- How to build a representative map of the mental lexicon for a given user group?
- Which corpora (knowledge graphs, BabelNet, ConceptNet) and which combinations have the best potential to yield a representative encyclopedic lexicon?
- How to achieve the right mix between encyclopedic and (collective) episodic knowledge?
- How to 'dynamize' the lexicon? The weight of the links between words is not frozen. During communication, our focus shifts all the time. Likewise, any event (news) may have an impact on the evocation potential of a given word.
- Which lexical resources are relevant to support word finding? What layers of Levelt's lexical access model are relevant, and to what extent do they need to be worked out? While we have a good understanding of the time course of lexical access, we still do lack details concerning the components at the various levels. For example, what are the specificities at the conceptual level? Which features typically get activated to evoke concepts like 'justice', 'nationality', 'panda'?
- How to combine existing lexical resources to allow for their joined usage?

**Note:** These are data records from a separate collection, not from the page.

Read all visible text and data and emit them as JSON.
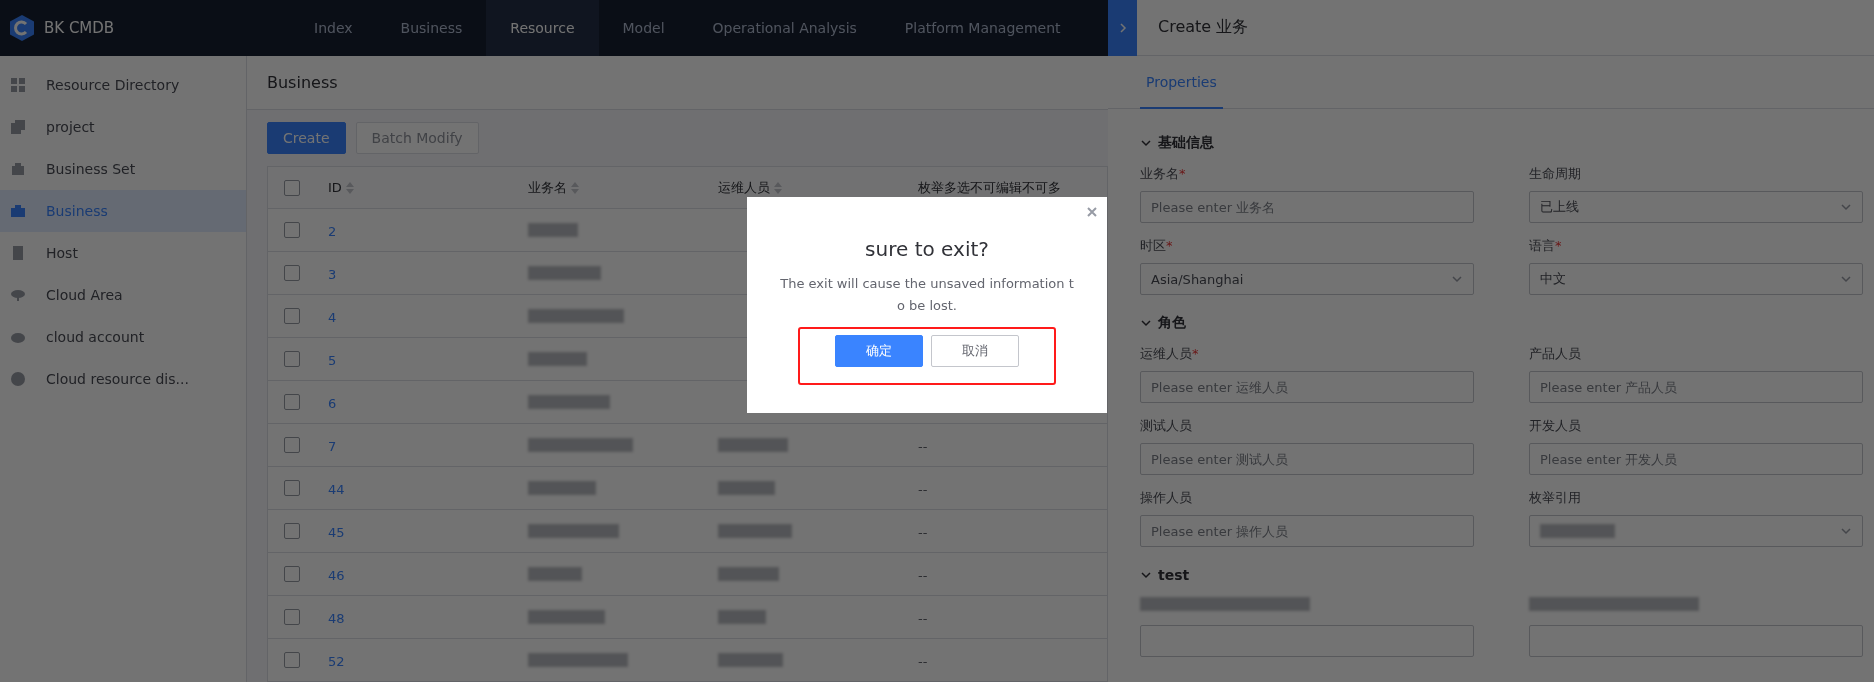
{
  "app": {
    "logo_text": "BK CMDB"
  },
  "nav": [
    {
      "label": "Index",
      "selected": false
    },
    {
      "label": "Business",
      "selected": false
    },
    {
      "label": "Resource",
      "selected": true
    },
    {
      "label": "Model",
      "selected": false
    },
    {
      "label": "Operational Analysis",
      "selected": false
    },
    {
      "label": "Platform Management",
      "selected": false
    }
  ],
  "sidebar": {
    "items": [
      {
        "label": "Resource Directory",
        "selected": false
      },
      {
        "label": "project",
        "selected": false
      },
      {
        "label": "Business Set",
        "selected": false
      },
      {
        "label": "Business",
        "selected": true
      },
      {
        "label": "Host",
        "selected": false
      },
      {
        "label": "Cloud Area",
        "selected": false
      },
      {
        "label": "cloud account",
        "selected": false
      },
      {
        "label": "Cloud resource dis...",
        "selected": false
      }
    ]
  },
  "page": {
    "title": "Business",
    "buttons": [
      {
        "label": "Create",
        "disabled": false
      },
      {
        "label": "Batch Modify",
        "disabled": true
      }
    ]
  },
  "table": {
    "all_checked": false,
    "columns": [
      "ID",
      "业务名",
      "运维人员",
      "枚举多选不可编辑不可多"
    ],
    "rows": [
      {
        "number": "2",
        "checked": false,
        "name_redacted": true,
        "operator_redacted": false
      },
      {
        "number": "3",
        "checked": false,
        "name_redacted": true,
        "operator_redacted": false
      },
      {
        "number": "4",
        "checked": false,
        "name_redacted": true,
        "operator_redacted": false
      },
      {
        "number": "5",
        "checked": false,
        "name_redacted": true,
        "operator_redacted": false
      },
      {
        "number": "6",
        "checked": false,
        "name_redacted": true,
        "operator_redacted": false
      },
      {
        "number": "7",
        "checked": false,
        "name_redacted": true,
        "operator_redacted": true,
        "column_4": "--"
      },
      {
        "number": "44",
        "checked": false,
        "name_redacted": true,
        "operator_redacted": true,
        "column_4": "--"
      },
      {
        "number": "45",
        "checked": false,
        "name_redacted": true,
        "operator_redacted": true,
        "column_4": "--"
      },
      {
        "number": "46",
        "checked": false,
        "name_redacted": true,
        "operator_redacted": true,
        "column_4": "--"
      },
      {
        "number": "48",
        "checked": false,
        "name_redacted": true,
        "operator_redacted": true,
        "column_4": "--"
      },
      {
        "number": "52",
        "checked": false,
        "name_redacted": true,
        "operator_redacted": true,
        "column_4": "--"
      }
    ]
  },
  "panel": {
    "title": "Create 业务",
    "tabs": [
      {
        "label": "Properties",
        "selected": true
      }
    ],
    "sections": [
      {
        "title": "基础信息",
        "expanded": true,
        "fields": [
          {
            "kind": "input",
            "label": "业务名",
            "required_mark": "*",
            "placeholder": "Please enter 业务名"
          },
          {
            "kind": "select",
            "label": "生命周期",
            "value": "已上线"
          },
          {
            "kind": "select",
            "label": "时区",
            "required_mark": "*",
            "value": "Asia/Shanghai"
          },
          {
            "kind": "select",
            "label": "语言",
            "required_mark": "*",
            "value": "中文"
          }
        ]
      },
      {
        "title": "角色",
        "expanded": true,
        "fields": [
          {
            "kind": "input",
            "label": "运维人员",
            "required_mark": "*",
            "placeholder": "Please enter 运维人员"
          },
          {
            "kind": "input",
            "label": "产品人员",
            "placeholder": "Please enter 产品人员"
          },
          {
            "kind": "input",
            "label": "测试人员",
            "placeholder": "Please enter 测试人员"
          },
          {
            "kind": "input",
            "label": "开发人员",
            "placeholder": "Please enter 开发人员"
          },
          {
            "kind": "input",
            "label": "操作人员",
            "placeholder": "Please enter 操作人员"
          },
          {
            "kind": "redacted_select",
            "label": "枚举引用"
          }
        ]
      },
      {
        "title": "test",
        "expanded": true,
        "fields": [
          {
            "kind": "redacted"
          },
          {
            "kind": "redacted"
          }
        ]
      }
    ]
  },
  "modal": {
    "title": "sure to exit?",
    "message": "The exit will cause the unsaved information to be lost.",
    "highlighted": true,
    "buttons": [
      {
        "label": "确定",
        "kind": "primary"
      },
      {
        "label": "取消",
        "kind": "secondary"
      }
    ]
  }
}
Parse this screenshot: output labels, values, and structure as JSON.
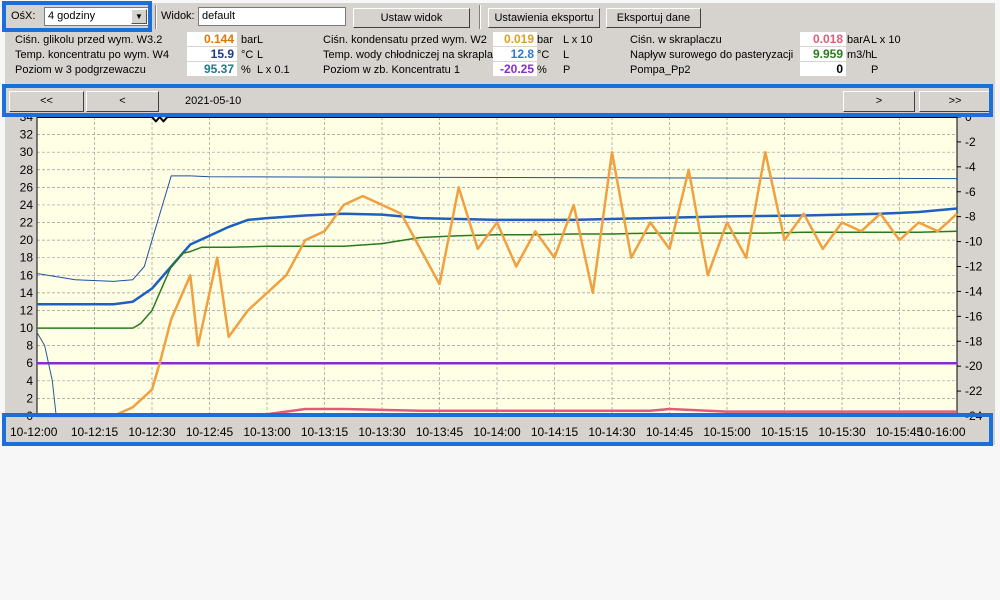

In sum, in this Research Topic, we welcome papers devoted to the mental lexicon, its electronic emulation in the form of an electronic resource likely to support humans in wordfinding (word access), and other cognitive aspects of the lexicon. Both theoretical/conceptual and empirical contributions are welcome.

In order to be practical, we suggest to send us by the 28th of February 2021 an abstract, so that we can tell you whether it complies with the goals of this specific issue. The fully written document is expected by 30 June 2021.



Page Updated: 04-Feb-2021